The utter legend that is Peter O'Toole has announced his retirement from acting at the age of 79, saying, "I bid the profession a dry-eyed and profoundly grateful farewell." I have been in love with Mr O'Toole since his lithe, bambi eyed gorgeousness in How To Steal A Million. The combination of him, Audrey, Paris and the wonderful plot make it one of my favourite films of all time. If you haven't seen it, I demand that you do, right now. I also found him creepily attractive in Venus especially when he recites Shakespeare to the chavvy teenage girl (Sonnet 18, "Shall I Compare Thee To A Summer's Day"). In an interview with National Public Radio in December 2006, O'Toole revealed that he knows all 154 of Shakespeare's sonnets. A self-described romantic, he regards the sonnets as among the finest collection of English poems, reading them daily...alas not to me.
I found this and had to share it...Peter O'Toole and Richard Harris at the rugby. Do watch til the end. I plan to grow old like this.
Before he gave up drinking for health reasons, the Lawrence of Arabia thesp ( also wonderful, but put aside a rainy afternoon, it's nearly four hours long) was famous for the unbridled excess he enjoyed with his cohorts, Richard Harris, Richard Burton and Oliver Reed. To celebrate a career like none other and one of of my great loves, here are a few of the great man's finest off-stage moments, some of which sound too good to be true...
* After being cast as a cockney sergeant in The Long and the Short and the Tall, which opened in London in 1959, O'Toole was understudied by Michael Caine, who he took out one night to a restaurant. Caine awoke in a strange flat and asked O'Toole what the time was. He allegedly replied, "Never mind what time it is, what f***ing day is it?" Evidently it was 5pm. Two days later.

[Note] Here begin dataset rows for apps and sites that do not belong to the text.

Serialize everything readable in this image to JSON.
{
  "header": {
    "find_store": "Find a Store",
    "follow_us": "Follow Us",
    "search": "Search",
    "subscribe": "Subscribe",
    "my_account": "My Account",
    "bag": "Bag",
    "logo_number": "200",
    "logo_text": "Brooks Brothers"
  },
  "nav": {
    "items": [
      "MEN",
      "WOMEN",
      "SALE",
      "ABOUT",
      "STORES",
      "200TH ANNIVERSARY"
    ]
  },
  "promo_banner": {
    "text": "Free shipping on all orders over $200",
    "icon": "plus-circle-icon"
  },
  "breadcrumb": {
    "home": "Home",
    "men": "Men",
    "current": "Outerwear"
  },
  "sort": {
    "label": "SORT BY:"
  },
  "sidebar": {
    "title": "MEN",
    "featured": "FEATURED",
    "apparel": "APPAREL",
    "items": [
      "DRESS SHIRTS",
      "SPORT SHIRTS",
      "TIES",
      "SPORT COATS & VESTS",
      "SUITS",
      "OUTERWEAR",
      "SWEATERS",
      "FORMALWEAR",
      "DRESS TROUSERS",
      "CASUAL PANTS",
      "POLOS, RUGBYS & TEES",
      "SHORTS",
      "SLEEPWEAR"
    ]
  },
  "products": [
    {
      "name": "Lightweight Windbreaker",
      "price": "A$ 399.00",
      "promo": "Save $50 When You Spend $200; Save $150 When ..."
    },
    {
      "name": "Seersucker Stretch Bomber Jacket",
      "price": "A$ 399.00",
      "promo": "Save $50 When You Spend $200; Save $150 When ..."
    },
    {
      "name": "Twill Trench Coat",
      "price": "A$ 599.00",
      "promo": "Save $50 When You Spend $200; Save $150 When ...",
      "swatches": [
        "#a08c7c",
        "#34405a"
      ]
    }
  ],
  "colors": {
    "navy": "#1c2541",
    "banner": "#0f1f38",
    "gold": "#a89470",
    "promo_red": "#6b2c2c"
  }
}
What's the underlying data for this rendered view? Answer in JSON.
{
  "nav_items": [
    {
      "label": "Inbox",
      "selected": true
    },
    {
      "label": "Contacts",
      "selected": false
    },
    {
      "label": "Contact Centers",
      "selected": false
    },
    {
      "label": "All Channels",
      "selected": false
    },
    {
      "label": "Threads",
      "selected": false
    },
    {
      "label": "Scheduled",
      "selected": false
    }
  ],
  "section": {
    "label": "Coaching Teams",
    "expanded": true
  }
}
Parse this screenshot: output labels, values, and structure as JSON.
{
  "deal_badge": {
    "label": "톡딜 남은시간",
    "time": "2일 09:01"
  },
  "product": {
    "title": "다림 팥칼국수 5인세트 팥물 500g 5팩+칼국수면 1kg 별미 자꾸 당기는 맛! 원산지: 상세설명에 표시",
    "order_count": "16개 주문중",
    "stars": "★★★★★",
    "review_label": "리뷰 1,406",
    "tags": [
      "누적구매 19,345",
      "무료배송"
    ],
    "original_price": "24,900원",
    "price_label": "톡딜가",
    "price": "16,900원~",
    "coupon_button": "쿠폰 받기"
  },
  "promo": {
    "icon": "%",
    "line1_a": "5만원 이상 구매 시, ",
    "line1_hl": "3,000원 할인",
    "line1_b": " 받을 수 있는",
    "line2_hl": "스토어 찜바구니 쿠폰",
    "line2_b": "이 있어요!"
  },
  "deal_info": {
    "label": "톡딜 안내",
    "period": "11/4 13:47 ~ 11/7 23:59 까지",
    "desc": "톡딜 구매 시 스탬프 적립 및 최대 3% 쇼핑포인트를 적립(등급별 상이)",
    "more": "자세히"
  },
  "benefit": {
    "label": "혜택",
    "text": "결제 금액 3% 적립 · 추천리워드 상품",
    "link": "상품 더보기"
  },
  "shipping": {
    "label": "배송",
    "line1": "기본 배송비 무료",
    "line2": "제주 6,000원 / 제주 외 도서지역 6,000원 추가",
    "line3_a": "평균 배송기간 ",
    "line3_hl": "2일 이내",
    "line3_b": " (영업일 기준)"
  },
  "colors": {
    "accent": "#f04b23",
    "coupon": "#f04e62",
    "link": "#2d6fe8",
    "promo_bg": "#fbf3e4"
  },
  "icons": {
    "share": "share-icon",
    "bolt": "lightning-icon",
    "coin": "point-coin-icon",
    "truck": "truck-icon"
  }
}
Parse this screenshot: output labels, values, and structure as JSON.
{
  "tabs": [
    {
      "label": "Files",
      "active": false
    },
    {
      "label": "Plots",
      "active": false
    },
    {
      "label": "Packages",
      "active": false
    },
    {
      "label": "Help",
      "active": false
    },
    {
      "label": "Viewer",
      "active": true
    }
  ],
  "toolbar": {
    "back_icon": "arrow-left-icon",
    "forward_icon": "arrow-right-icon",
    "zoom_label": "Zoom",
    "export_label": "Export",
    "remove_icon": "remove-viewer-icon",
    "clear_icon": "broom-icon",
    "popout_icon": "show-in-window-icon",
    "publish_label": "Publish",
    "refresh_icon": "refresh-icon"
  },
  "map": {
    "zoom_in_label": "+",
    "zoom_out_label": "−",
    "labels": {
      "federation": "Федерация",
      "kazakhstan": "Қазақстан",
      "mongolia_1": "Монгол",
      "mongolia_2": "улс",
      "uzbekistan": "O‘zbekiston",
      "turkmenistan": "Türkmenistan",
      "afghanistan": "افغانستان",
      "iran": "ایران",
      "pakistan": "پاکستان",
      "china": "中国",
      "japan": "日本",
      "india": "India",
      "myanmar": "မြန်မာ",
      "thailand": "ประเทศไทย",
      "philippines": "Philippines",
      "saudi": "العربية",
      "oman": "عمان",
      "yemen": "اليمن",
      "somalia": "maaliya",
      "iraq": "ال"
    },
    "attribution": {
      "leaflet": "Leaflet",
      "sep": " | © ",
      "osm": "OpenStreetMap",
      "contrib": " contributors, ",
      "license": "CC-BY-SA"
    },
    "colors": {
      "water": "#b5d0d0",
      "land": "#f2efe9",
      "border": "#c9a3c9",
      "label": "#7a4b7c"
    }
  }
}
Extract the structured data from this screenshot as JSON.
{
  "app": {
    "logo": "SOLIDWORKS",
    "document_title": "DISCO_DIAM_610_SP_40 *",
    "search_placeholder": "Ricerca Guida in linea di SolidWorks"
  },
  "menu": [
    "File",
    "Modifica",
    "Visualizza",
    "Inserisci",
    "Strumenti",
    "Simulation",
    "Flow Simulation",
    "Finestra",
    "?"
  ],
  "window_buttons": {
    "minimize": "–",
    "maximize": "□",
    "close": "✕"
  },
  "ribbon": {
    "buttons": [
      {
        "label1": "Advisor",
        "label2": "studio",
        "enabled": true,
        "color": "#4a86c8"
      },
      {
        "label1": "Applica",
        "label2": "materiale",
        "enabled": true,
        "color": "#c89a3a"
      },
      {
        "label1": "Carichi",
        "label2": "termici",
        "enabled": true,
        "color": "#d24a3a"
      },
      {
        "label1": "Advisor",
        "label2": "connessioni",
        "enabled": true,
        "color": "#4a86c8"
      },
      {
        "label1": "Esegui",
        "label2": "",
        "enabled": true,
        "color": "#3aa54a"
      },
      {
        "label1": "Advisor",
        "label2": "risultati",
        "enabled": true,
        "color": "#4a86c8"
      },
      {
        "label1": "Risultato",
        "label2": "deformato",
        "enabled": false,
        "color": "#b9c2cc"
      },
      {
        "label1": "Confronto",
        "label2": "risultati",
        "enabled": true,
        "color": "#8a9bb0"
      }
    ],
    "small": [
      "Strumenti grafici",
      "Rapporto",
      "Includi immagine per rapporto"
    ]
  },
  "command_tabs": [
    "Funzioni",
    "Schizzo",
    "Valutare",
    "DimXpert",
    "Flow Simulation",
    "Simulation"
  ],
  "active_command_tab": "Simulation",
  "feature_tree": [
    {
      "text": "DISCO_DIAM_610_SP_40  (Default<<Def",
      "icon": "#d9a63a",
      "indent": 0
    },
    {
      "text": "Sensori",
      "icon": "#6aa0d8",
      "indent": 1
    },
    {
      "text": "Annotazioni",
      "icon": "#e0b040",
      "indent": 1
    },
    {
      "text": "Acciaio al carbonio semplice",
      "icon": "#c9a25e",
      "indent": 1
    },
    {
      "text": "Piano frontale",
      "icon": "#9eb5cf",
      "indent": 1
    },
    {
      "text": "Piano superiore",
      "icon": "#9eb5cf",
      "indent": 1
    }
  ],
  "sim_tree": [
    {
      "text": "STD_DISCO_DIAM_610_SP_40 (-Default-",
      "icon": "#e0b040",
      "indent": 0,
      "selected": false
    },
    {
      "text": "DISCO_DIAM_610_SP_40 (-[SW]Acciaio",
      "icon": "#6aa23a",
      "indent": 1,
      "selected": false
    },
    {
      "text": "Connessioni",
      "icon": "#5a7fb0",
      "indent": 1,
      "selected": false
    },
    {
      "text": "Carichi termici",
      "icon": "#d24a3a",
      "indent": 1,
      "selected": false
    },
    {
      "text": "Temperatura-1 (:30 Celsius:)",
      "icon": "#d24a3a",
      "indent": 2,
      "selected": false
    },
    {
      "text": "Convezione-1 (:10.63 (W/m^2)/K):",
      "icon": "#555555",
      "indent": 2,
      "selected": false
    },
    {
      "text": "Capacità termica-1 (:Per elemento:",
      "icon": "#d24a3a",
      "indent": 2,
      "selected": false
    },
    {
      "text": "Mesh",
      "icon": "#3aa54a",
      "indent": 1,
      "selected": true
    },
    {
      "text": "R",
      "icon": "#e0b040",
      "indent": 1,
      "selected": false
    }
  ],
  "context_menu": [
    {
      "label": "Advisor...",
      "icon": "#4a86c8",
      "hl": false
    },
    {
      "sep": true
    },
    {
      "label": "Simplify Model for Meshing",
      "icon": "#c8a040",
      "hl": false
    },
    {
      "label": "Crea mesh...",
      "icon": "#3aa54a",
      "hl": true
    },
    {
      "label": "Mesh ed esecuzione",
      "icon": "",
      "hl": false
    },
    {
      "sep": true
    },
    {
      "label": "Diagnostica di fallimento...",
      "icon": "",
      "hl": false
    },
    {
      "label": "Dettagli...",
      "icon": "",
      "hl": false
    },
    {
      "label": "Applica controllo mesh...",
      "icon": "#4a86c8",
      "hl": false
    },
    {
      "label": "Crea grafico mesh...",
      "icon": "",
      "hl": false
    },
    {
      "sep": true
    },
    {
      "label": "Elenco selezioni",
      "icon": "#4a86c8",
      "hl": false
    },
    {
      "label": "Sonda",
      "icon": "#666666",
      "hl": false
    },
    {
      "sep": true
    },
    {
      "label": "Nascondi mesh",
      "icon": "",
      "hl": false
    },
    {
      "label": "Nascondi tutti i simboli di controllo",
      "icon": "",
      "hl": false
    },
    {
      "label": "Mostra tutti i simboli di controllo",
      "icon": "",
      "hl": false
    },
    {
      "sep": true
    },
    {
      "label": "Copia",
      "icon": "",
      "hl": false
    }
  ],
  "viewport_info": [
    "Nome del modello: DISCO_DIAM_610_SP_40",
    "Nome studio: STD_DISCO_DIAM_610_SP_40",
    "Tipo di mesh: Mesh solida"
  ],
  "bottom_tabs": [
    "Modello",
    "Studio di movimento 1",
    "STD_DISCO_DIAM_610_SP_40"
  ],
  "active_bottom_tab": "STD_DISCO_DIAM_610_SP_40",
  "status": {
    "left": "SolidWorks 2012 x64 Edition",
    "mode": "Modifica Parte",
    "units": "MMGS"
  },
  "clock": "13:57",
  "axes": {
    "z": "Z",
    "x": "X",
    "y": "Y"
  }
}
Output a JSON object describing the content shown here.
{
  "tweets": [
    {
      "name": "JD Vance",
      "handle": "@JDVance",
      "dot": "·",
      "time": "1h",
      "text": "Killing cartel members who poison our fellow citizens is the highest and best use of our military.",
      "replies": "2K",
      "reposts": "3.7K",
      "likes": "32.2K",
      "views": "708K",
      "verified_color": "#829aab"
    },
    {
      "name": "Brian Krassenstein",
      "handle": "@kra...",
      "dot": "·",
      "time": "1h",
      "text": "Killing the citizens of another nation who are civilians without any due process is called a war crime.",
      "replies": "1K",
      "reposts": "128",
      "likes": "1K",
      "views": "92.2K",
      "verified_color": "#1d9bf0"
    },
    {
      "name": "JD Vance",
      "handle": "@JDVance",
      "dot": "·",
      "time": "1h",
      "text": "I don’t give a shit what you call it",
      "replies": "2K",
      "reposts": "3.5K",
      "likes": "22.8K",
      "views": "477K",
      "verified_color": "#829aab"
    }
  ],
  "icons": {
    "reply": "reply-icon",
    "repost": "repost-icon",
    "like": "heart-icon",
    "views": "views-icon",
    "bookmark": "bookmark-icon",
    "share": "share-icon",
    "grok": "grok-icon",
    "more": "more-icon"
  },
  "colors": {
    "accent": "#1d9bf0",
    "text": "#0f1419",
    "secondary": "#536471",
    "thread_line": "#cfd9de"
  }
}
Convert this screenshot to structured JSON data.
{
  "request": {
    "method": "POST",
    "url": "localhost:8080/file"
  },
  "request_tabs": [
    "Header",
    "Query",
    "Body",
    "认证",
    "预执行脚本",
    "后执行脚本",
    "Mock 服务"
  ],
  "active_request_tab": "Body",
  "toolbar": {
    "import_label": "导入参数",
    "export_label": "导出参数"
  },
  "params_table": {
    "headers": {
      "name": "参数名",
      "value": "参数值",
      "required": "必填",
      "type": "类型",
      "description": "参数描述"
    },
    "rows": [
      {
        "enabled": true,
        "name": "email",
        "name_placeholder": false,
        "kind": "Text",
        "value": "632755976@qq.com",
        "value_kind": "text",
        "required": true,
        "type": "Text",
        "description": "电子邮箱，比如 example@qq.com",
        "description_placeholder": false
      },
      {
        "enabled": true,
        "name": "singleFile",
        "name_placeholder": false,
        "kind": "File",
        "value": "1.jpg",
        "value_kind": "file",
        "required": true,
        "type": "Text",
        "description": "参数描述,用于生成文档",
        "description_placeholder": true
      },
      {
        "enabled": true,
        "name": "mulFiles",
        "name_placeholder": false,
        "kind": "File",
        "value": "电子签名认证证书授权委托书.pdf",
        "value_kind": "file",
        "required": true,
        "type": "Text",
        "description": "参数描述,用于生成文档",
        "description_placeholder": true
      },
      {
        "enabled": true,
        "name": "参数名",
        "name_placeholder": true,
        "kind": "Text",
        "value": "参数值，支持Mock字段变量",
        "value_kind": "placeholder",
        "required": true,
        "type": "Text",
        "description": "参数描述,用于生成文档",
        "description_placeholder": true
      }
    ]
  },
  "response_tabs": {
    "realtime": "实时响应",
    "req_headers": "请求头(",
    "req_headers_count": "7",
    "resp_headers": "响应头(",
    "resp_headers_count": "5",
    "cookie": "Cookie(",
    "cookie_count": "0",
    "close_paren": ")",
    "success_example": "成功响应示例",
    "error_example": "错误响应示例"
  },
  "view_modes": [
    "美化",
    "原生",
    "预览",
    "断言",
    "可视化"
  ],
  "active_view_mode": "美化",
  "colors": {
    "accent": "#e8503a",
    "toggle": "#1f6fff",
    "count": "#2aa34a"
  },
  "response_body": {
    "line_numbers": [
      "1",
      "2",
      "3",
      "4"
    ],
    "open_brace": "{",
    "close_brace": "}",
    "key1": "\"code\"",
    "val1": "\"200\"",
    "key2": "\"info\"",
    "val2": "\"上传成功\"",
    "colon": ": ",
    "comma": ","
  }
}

* Due to his erratic driving, a number of people refused to be a passenger in O'Toole's car. He attempted to drive his future wife, actress Sian Phillips, to Rome for a last-minute holiday. They ended up in Yugoslavia.
* When filming 1960's Kidnapped, he became friends with the Australian actor Peter Finch, also a fond boozer. When they were refused a drink after closing time during a session at an Irish pub, they wrote a cheque to buy the pub so they could have another drink. Having sobered up the next day, they rushed back to cancel their purchase.
* They ended up befriending the landlord, even attending his funeral. While sobbing as the casket was lowered, the pair soon realised they were at the wrong funeral. Their pal was being buried 100 yards away.
* While filming a scene on a lake for 1968's The Lion In Winter, O'Toole caught his finger in a boating accident, taking the tip off. Back on shore, he dipped the detached part into a glass of brandy then pushed it back on, wrapping it in a poultice. Removing the bandage weeks later, he realised he had put it on the wrong way and blamed the brandy for his mishap.
* When an assistant went to fetch the actor from his dressing room on the set of 1968's Great Catherine, he found no sign of life but a television blaring out horse racing that was going on nearby. The camera zoomed in, and there was O'Toole, cheering on the steeds. A car was sent to bring him back to work.
* In the 1970s, he reportedly went out for lunch with friends, accompanied by several bottles of wine. Later on that evening the group decided to take in a play but when they got to their seats, O'Toole realised he was supposed to be in the show.
* O'Toole regularly had to break into his house because of his refusal to carry keys (he never carried a wallet or wore a watch either). He had to explain to police, on more than one occasion, why he was climbing through windows.
Mr O'Toole, I salute you.